* **INPUT FOR THIS TASK**:
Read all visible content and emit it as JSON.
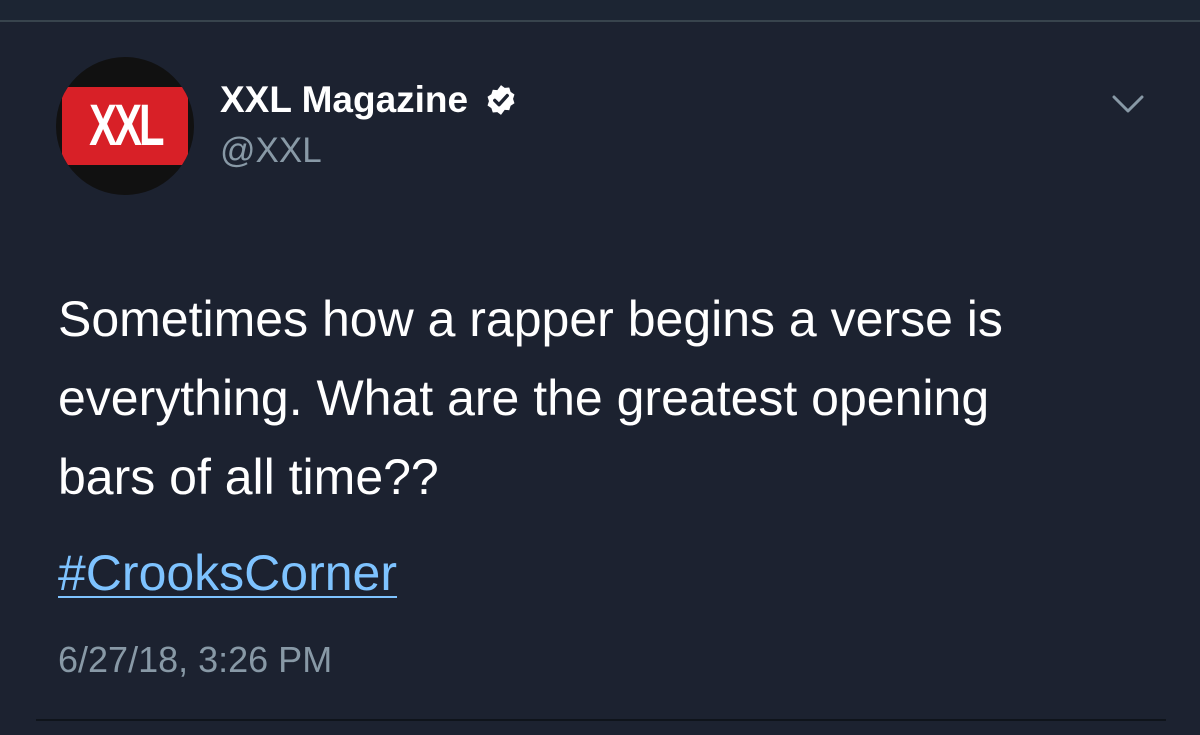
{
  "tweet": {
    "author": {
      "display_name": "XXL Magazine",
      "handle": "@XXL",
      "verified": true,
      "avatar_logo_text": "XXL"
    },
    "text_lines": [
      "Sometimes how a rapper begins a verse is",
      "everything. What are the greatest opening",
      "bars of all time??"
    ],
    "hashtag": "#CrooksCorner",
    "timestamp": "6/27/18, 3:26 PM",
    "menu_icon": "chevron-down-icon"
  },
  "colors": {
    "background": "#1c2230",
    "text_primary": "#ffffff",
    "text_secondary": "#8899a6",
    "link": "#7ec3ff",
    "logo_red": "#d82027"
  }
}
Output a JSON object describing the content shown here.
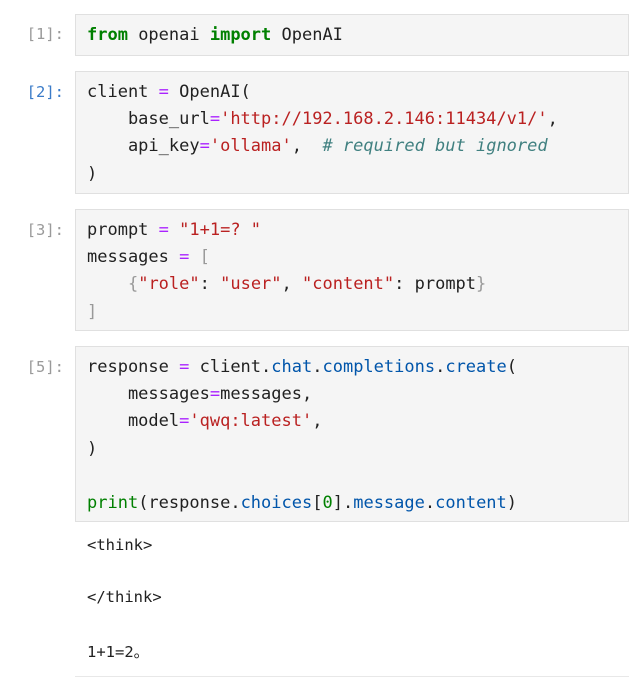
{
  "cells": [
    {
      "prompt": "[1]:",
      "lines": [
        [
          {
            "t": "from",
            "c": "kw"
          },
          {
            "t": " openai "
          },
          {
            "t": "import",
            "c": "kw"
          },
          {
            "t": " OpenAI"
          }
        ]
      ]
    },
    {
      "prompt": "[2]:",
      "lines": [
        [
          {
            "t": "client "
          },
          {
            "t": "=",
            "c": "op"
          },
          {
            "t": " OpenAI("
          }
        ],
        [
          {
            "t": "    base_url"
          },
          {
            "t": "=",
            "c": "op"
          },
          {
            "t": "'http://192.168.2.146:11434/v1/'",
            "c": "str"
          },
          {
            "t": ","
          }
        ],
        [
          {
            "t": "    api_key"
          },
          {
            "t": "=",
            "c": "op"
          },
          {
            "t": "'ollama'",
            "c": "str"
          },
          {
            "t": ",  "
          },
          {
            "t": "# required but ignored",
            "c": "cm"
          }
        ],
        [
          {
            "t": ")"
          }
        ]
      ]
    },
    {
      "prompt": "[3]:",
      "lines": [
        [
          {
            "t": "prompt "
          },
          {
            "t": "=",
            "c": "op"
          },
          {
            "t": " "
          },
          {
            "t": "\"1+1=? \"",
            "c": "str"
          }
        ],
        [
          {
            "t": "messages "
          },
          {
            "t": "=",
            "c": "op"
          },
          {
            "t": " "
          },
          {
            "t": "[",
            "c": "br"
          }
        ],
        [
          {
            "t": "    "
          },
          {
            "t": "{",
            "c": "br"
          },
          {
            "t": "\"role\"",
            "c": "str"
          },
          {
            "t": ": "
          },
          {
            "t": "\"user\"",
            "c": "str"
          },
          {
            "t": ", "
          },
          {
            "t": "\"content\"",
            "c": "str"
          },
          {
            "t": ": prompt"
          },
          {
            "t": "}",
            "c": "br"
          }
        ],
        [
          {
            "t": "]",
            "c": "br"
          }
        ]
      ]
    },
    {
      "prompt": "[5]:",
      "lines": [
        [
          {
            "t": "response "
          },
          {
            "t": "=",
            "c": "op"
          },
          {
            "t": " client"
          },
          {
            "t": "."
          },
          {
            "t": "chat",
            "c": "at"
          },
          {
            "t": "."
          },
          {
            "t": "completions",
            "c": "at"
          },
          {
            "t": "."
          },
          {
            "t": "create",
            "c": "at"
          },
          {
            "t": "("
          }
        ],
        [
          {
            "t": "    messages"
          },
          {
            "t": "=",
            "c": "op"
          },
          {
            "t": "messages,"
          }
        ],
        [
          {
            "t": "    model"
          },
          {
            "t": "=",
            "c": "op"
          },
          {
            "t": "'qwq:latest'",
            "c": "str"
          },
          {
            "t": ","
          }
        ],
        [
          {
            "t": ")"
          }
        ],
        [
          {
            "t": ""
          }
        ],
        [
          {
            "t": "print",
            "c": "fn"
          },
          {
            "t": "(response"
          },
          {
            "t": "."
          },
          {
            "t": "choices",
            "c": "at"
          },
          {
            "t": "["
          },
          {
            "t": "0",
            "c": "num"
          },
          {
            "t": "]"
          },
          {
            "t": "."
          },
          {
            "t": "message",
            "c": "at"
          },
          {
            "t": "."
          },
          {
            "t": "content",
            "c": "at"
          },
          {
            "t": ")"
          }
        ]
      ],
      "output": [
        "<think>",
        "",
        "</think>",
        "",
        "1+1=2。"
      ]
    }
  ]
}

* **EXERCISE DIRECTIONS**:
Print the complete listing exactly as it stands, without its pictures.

* **TASK OUTPUT**:
Read all visible content and emit it as JSON.
{
  "tweet": {
    "author": {
      "display_name": "XXL Magazine",
      "handle": "@XXL",
      "verified": true,
      "avatar_logo_text": "XXL"
    },
    "text_lines": [
      "Sometimes how a rapper begins a verse is",
      "everything. What are the greatest opening",
      "bars of all time??"
    ],
    "hashtag": "#CrooksCorner",
    "timestamp": "6/27/18, 3:26 PM",
    "menu_icon": "chevron-down-icon"
  },
  "colors": {
    "background": "#1c2230",
    "text_primary": "#ffffff",
    "text_secondary": "#8899a6",
    "link": "#7ec3ff",
    "logo_red": "#d82027"
  }
}
Output a JSON object describing the content shown here.
{
  "cells": [
    {
      "prompt": "[1]:",
      "lines": [
        [
          {
            "t": "from",
            "c": "kw"
          },
          {
            "t": " openai "
          },
          {
            "t": "import",
            "c": "kw"
          },
          {
            "t": " OpenAI"
          }
        ]
      ]
    },
    {
      "prompt": "[2]:",
      "lines": [
        [
          {
            "t": "client "
          },
          {
            "t": "=",
            "c": "op"
          },
          {
            "t": " OpenAI("
          }
        ],
        [
          {
            "t": "    base_url"
          },
          {
            "t": "=",
            "c": "op"
          },
          {
            "t": "'http://192.168.2.146:11434/v1/'",
            "c": "str"
          },
          {
            "t": ","
          }
        ],
        [
          {
            "t": "    api_key"
          },
          {
            "t": "=",
            "c": "op"
          },
          {
            "t": "'ollama'",
            "c": "str"
          },
          {
            "t": ",  "
          },
          {
            "t": "# required but ignored",
            "c": "cm"
          }
        ],
        [
          {
            "t": ")"
          }
        ]
      ]
    },
    {
      "prompt": "[3]:",
      "lines": [
        [
          {
            "t": "prompt "
          },
          {
            "t": "=",
            "c": "op"
          },
          {
            "t": " "
          },
          {
            "t": "\"1+1=? \"",
            "c": "str"
          }
        ],
        [
          {
            "t": "messages "
          },
          {
            "t": "=",
            "c": "op"
          },
          {
            "t": " "
          },
          {
            "t": "[",
            "c": "br"
          }
        ],
        [
          {
            "t": "    "
          },
          {
            "t": "{",
            "c": "br"
          },
          {
            "t": "\"role\"",
            "c": "str"
          },
          {
            "t": ": "
          },
          {
            "t": "\"user\"",
            "c": "str"
          },
          {
            "t": ", "
          },
          {
            "t": "\"content\"",
            "c": "str"
          },
          {
            "t": ": prompt"
          },
          {
            "t": "}",
            "c": "br"
          }
        ],
        [
          {
            "t": "]",
            "c": "br"
          }
        ]
      ]
    },
    {
      "prompt": "[5]:",
      "lines": [
        [
          {
            "t": "response "
          },
          {
            "t": "=",
            "c": "op"
          },
          {
            "t": " client"
          },
          {
            "t": "."
          },
          {
            "t": "chat",
            "c": "at"
          },
          {
            "t": "."
          },
          {
            "t": "completions",
            "c": "at"
          },
          {
            "t": "."
          },
          {
            "t": "create",
            "c": "at"
          },
          {
            "t": "("
          }
        ],
        [
          {
            "t": "    messages"
          },
          {
            "t": "=",
            "c": "op"
          },
          {
            "t": "messages,"
          }
        ],
        [
          {
            "t": "    model"
          },
          {
            "t": "=",
            "c": "op"
          },
          {
            "t": "'qwq:latest'",
            "c": "str"
          },
          {
            "t": ","
          }
        ],
        [
          {
            "t": ")"
          }
        ],
        [
          {
            "t": ""
          }
        ],
        [
          {
            "t": "print",
            "c": "fn"
          },
          {
            "t": "(response"
          },
          {
            "t": "."
          },
          {
            "t": "choices",
            "c": "at"
          },
          {
            "t": "["
          },
          {
            "t": "0",
            "c": "num"
          },
          {
            "t": "]"
          },
          {
            "t": "."
          },
          {
            "t": "message",
            "c": "at"
          },
          {
            "t": "."
          },
          {
            "t": "content",
            "c": "at"
          },
          {
            "t": ")"
          }
        ]
      ],
      "output": [
        "<think>",
        "",
        "</think>",
        "",
        "1+1=2。"
      ]
    }
  ]
}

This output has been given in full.